Records from a collection
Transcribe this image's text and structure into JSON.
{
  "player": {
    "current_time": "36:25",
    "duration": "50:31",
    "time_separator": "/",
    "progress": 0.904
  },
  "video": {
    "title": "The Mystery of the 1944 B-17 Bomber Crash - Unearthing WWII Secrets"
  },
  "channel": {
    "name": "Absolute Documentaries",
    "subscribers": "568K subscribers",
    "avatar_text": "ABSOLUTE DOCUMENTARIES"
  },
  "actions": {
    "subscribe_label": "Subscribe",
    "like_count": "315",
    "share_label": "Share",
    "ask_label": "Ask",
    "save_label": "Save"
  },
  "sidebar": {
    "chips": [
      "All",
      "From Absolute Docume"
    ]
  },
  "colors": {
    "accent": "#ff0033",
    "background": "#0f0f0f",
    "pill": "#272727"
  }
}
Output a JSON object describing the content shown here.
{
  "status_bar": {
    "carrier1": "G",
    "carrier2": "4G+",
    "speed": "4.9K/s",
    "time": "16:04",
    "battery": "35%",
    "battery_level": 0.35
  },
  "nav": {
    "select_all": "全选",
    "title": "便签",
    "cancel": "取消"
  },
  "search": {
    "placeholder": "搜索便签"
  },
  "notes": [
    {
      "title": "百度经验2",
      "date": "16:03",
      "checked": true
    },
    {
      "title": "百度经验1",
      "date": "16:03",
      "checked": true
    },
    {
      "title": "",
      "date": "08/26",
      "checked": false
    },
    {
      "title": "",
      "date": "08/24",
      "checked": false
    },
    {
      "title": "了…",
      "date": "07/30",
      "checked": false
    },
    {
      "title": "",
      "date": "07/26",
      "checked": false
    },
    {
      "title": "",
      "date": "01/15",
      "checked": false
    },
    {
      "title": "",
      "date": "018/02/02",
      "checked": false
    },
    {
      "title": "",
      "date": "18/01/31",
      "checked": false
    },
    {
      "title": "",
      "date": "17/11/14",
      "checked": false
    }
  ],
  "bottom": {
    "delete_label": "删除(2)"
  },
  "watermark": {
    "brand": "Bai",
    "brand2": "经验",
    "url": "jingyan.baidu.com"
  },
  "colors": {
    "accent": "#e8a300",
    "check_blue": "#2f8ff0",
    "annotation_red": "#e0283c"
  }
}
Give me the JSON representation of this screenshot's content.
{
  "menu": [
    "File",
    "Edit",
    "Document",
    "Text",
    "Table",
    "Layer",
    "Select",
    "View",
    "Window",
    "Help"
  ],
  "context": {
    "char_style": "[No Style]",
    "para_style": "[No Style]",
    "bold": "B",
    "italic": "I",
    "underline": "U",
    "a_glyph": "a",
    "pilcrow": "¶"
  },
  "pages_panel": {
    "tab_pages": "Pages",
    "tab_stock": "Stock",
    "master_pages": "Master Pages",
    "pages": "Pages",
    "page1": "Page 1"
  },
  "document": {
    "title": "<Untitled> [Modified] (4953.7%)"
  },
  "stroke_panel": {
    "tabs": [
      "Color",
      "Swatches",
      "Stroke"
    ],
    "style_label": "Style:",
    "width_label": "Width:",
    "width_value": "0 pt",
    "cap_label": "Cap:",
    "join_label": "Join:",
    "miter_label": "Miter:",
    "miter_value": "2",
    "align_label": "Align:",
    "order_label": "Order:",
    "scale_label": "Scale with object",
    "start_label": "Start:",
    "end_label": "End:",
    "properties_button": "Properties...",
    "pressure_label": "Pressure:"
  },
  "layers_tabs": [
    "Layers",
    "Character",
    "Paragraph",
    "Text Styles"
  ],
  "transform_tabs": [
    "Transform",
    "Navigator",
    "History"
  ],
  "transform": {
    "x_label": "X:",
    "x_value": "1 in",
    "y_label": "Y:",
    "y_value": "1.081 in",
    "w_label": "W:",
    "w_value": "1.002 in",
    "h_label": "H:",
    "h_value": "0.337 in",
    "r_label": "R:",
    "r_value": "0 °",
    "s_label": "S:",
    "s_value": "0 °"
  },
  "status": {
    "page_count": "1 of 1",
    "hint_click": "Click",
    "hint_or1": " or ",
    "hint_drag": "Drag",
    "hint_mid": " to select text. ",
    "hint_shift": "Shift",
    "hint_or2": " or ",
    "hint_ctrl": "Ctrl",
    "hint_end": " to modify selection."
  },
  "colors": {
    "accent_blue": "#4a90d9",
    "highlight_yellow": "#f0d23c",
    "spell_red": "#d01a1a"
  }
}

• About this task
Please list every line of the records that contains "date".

• Reply
      "date": "16:03",
      "date": "16:03",
      "date": "08/26",
      "date": "08/24",
      "date": "07/30",
      "date": "07/26",
      "date": "01/15",
      "date": "018/02/02",
      "date": "18/01/31",
      "date": "17/11/14",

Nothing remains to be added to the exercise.